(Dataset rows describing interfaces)
Segment Open
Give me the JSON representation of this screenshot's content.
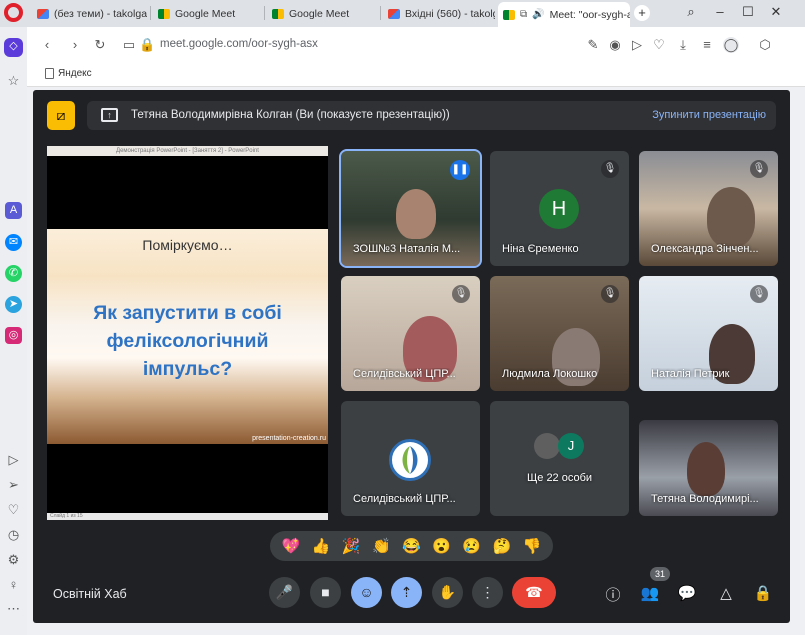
{
  "browser": {
    "tabs": [
      {
        "label": "(без теми) - takolgan",
        "icon": "gmail-icon"
      },
      {
        "label": "Google Meet",
        "icon": "meet-icon"
      },
      {
        "label": "Google Meet",
        "icon": "meet-icon"
      },
      {
        "label": "Вхідні (560) - takolgan",
        "icon": "gmail-icon"
      },
      {
        "label": "Meet: \"oor-sygh-a",
        "icon": "meet-icon",
        "active": true
      }
    ],
    "new_tab": "+",
    "url": "meet.google.com/oor-sygh-asx",
    "bookmark": "Яндекс"
  },
  "meet": {
    "banner": {
      "text": "Тетяна Володимирівна Колган (Ви (показуєте презентацію))",
      "stop_label": "Зупинити презентацію"
    },
    "slide": {
      "window_title": "Демонстрація PowerPoint - [Заняття 2] - PowerPoint",
      "subtitle": "Поміркуємо…",
      "question": "Як запустити  в собі\nфеліксологічний\nімпульс?",
      "url": "presentation-creation.ru",
      "status": "Слайд 1 из 15"
    },
    "participants": [
      {
        "name": "ЗОШ№3 Наталія М...",
        "speaking": true
      },
      {
        "name": "Ніна Єременко",
        "avatar_letter": "Н",
        "avatar_color": "#1e7a34"
      },
      {
        "name": "Олександра Зінчен..."
      },
      {
        "name": "Селидівський ЦПР..."
      },
      {
        "name": "Людмила Локошко"
      },
      {
        "name": "Наталія Петрик"
      },
      {
        "name": "Селидівський ЦПР..."
      },
      {
        "name": "Ще 22 особи",
        "avatar_letter": "J",
        "avatar_color": "#0d7a5f"
      },
      {
        "name": "Тетяна Володимирі..."
      }
    ],
    "reactions": [
      "💖",
      "👍",
      "🎉",
      "👏",
      "😂",
      "😮",
      "😢",
      "🤔",
      "👎"
    ],
    "meeting_name": "Освітній Хаб",
    "people_count": "31"
  }
}
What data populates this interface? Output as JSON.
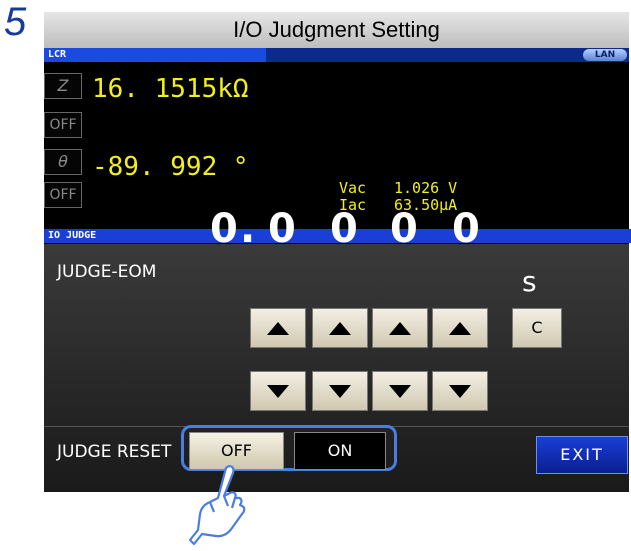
{
  "step": {
    "number": "5"
  },
  "banner": {
    "title": "I/O Judgment Setting"
  },
  "lcr": {
    "label": "LCR",
    "lan_badge": "LAN",
    "param1": {
      "symbol": "Z",
      "state": "OFF",
      "value": "16. 1515kΩ"
    },
    "param2": {
      "symbol": "θ",
      "state": "OFF",
      "value": "-89. 992 °"
    },
    "monitor": [
      {
        "name": "Vac",
        "value": "1.026 V"
      },
      {
        "name": "Iac",
        "value": "63.50μA"
      }
    ]
  },
  "io_judge": {
    "label": "IO JUDGE",
    "eom_label": "JUDGE-EOM",
    "eom_digits": [
      "0",
      ".",
      "0",
      "0",
      "0",
      "0"
    ],
    "eom_unit": "s",
    "clear_label": "C",
    "reset_label": "JUDGE RESET",
    "off_label": "OFF",
    "on_label": "ON",
    "exit_label": "EXIT",
    "selected": "OFF"
  },
  "icons": {
    "up": "arrow-up-icon",
    "down": "arrow-down-icon",
    "pointer": "pointing-hand-icon"
  },
  "colors": {
    "accent": "#1a3fd6",
    "highlight": "#4a7de0",
    "measure": "#f2ef1c",
    "step": "#1a3a9a"
  }
}
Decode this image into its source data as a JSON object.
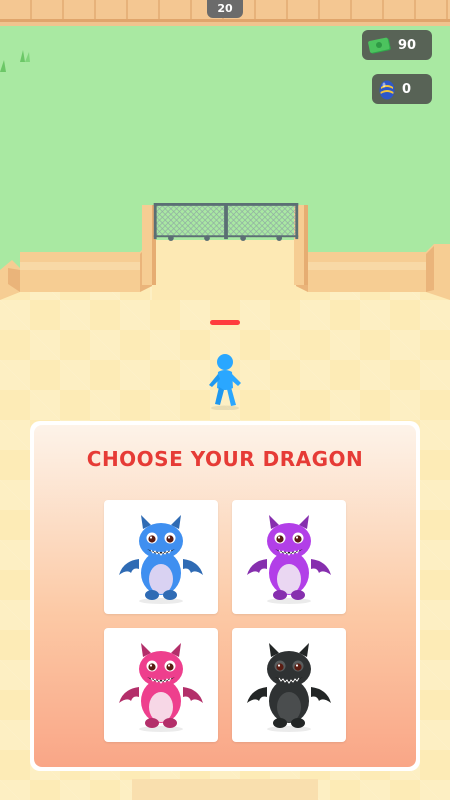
{
  "hud": {
    "level": "20",
    "money": "90",
    "eggs": "0",
    "money_icon": "cash-icon",
    "egg_icon": "dragon-egg-icon"
  },
  "dialog": {
    "title": "CHOOSE YOUR DRAGON",
    "title_color": "#e63b36",
    "options": [
      {
        "name": "blue-dragon",
        "color": "#3f8ff0",
        "belly": "#d9d2f2"
      },
      {
        "name": "purple-dragon",
        "color": "#b23fe8",
        "belly": "#ead7f2"
      },
      {
        "name": "pink-dragon",
        "color": "#ee3f8d",
        "belly": "#f7d7e6"
      },
      {
        "name": "black-dragon",
        "color": "#2f3233",
        "belly": "#4a4d4e"
      }
    ]
  },
  "player": {
    "color": "#2aa7ff"
  }
}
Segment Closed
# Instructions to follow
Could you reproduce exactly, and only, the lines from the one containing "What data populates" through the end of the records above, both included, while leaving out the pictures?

# Expected output
What data populates this interface? Output as JSON.
{
  "step": {
    "number": "5"
  },
  "banner": {
    "title": "I/O Judgment Setting"
  },
  "lcr": {
    "label": "LCR",
    "lan_badge": "LAN",
    "param1": {
      "symbol": "Z",
      "state": "OFF",
      "value": "16. 1515kΩ"
    },
    "param2": {
      "symbol": "θ",
      "state": "OFF",
      "value": "-89. 992 °"
    },
    "monitor": [
      {
        "name": "Vac",
        "value": "1.026 V"
      },
      {
        "name": "Iac",
        "value": "63.50μA"
      }
    ]
  },
  "io_judge": {
    "label": "IO JUDGE",
    "eom_label": "JUDGE-EOM",
    "eom_digits": [
      "0",
      ".",
      "0",
      "0",
      "0",
      "0"
    ],
    "eom_unit": "s",
    "clear_label": "C",
    "reset_label": "JUDGE RESET",
    "off_label": "OFF",
    "on_label": "ON",
    "exit_label": "EXIT",
    "selected": "OFF"
  },
  "icons": {
    "up": "arrow-up-icon",
    "down": "arrow-down-icon",
    "pointer": "pointing-hand-icon"
  },
  "colors": {
    "accent": "#1a3fd6",
    "highlight": "#4a7de0",
    "measure": "#f2ef1c",
    "step": "#1a3a9a"
  }
}
Decode this image into its source data as a JSON object.
{
  "hud": {
    "level": "20",
    "money": "90",
    "eggs": "0",
    "money_icon": "cash-icon",
    "egg_icon": "dragon-egg-icon"
  },
  "dialog": {
    "title": "CHOOSE YOUR DRAGON",
    "title_color": "#e63b36",
    "options": [
      {
        "name": "blue-dragon",
        "color": "#3f8ff0",
        "belly": "#d9d2f2"
      },
      {
        "name": "purple-dragon",
        "color": "#b23fe8",
        "belly": "#ead7f2"
      },
      {
        "name": "pink-dragon",
        "color": "#ee3f8d",
        "belly": "#f7d7e6"
      },
      {
        "name": "black-dragon",
        "color": "#2f3233",
        "belly": "#4a4d4e"
      }
    ]
  },
  "player": {
    "color": "#2aa7ff"
  }
}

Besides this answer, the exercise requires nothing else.